PREP YOUR VEGGIES
Getting these prepped and lined up in a tray on Christmas Eve will make Christmas morning so much more enjoyable. Get your potatoes, carrots, parsnips, red cabbage and Brussels ready, then simply cover with foil and pop in the fridge, ready to cook tomorrow. And while you’re at it, prep your turkey too.
Whether you use fresh or frozen cranberries, this easy recipe makes the most flavourful sauce – you’ll never go back to shop-bought again. It’s also great to pop in sterilised jars and give as last-minute gifts. Make it now, then leave it in the fridge until tomorrow.

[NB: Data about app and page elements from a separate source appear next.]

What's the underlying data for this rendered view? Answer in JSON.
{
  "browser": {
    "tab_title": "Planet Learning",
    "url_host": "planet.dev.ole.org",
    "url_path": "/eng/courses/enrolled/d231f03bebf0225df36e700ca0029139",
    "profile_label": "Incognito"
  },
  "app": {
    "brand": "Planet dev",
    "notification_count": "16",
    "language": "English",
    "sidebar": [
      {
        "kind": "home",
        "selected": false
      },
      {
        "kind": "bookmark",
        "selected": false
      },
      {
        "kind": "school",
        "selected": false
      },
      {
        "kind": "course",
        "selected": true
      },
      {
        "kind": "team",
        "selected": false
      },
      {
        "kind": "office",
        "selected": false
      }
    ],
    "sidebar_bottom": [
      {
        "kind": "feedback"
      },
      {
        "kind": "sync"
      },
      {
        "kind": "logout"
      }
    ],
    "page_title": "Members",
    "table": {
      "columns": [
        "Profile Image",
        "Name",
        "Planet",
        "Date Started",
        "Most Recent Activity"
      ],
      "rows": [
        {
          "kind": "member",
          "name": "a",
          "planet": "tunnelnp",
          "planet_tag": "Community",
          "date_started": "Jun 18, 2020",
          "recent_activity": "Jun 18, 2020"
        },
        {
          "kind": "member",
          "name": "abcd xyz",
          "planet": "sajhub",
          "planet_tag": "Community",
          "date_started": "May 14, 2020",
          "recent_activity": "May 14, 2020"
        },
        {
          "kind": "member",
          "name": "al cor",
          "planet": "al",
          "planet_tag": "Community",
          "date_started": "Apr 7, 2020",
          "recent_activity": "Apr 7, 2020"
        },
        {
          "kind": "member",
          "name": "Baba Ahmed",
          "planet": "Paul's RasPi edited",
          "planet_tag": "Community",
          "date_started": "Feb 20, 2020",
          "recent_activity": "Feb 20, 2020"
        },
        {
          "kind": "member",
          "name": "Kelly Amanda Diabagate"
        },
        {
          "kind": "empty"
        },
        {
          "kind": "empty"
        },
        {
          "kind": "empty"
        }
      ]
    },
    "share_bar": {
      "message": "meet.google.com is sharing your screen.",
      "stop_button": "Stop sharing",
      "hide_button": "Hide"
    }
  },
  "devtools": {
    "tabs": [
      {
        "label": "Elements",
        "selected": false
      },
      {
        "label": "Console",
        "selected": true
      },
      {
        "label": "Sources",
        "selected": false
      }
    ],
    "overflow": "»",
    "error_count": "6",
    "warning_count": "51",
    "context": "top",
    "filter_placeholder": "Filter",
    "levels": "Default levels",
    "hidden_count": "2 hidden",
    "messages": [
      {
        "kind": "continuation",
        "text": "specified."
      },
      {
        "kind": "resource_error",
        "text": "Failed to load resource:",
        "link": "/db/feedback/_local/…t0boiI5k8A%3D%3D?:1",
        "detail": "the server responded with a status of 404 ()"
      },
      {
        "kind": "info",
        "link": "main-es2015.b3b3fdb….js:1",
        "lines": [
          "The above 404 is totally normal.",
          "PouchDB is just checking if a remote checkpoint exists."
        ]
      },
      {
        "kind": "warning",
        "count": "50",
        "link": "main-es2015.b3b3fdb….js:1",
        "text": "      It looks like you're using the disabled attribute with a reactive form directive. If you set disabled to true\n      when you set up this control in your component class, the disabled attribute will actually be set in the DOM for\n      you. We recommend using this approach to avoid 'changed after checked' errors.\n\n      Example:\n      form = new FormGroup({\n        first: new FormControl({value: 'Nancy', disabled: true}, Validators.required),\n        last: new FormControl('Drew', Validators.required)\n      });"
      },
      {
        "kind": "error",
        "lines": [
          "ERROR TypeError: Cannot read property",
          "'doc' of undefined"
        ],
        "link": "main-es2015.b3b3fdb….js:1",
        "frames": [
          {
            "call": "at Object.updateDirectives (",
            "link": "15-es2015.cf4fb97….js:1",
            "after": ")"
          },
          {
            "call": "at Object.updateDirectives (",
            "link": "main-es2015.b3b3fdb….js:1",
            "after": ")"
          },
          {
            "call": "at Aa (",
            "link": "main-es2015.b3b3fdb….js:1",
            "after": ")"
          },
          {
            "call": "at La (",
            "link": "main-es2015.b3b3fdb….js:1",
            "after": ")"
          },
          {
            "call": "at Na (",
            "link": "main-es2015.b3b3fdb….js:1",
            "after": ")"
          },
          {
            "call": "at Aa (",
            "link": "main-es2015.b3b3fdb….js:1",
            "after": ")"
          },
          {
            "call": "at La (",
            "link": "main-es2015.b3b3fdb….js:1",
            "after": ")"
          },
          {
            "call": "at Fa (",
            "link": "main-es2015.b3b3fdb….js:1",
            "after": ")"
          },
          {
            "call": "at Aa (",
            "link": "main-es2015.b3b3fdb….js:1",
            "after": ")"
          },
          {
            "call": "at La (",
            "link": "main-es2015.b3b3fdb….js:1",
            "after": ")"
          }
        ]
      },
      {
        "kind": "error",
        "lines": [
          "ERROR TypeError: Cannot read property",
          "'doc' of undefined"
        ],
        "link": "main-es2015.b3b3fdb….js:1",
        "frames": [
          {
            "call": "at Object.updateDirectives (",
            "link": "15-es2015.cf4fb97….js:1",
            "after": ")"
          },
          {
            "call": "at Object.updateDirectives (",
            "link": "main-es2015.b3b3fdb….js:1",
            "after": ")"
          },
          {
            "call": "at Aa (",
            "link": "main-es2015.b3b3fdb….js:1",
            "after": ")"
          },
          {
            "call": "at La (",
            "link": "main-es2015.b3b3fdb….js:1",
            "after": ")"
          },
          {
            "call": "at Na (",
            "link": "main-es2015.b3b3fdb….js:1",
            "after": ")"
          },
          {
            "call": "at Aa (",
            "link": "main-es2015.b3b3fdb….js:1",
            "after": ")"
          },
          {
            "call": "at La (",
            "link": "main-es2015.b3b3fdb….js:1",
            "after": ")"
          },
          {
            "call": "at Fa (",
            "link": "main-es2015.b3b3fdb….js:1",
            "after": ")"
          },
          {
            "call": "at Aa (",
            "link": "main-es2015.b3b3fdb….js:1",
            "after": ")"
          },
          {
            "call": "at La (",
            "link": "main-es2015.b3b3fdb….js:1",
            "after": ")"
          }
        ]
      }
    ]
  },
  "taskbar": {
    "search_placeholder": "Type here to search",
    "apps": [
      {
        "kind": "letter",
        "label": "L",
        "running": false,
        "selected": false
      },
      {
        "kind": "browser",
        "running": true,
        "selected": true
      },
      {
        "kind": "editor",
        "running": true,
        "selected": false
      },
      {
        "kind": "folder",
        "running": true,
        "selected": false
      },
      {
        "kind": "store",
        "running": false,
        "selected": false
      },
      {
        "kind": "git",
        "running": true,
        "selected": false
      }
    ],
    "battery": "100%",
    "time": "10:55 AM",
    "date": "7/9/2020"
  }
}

It just wouldn’t be Christmas without a spot of bread sauce on your turkey. Plus, it’s so simple to make, it would be rude not to! Make now, adding a little extra milk as it will thicken overnight, leave to cool and store in the fridge, ready to reheat.
Veggie or not, this colourful nut roast with mushrooms and cranberry is amazing. Served up in a spicy tomato sauce, it makes for a delicious main course. Cook it the day before (to save oven space tomorrow), pop it in the fridge once it’s cool, then reheat under foil on Christmas Day while the turkey rests.
A beautifully fruity trifle is all the better for making it the day before – the alcohol has time to soak in, and the layers have time to settle. And this recipe is Jamie’s mum’s pride and joy, so you’re guaranteed a Christmas Day winner.
Then if you need a little help with the cooking times on Christmas Day, follow Jamie’s masterplan! Then sit back and enjoy your delicious lunch with your loved ones… Happy Christmas!
How to safely freeze your food
Remember to let food cool thoroughly before freezing – and get it into the freezer within 2 hours. Make sure everything is well wrapped, and labelled for future reference. Thaw in the fridge before use (unless the recipe says you can cook from frozen), and use within 48 hours. If you’ve frozen cooked food, don’t freeze it again after reheating it.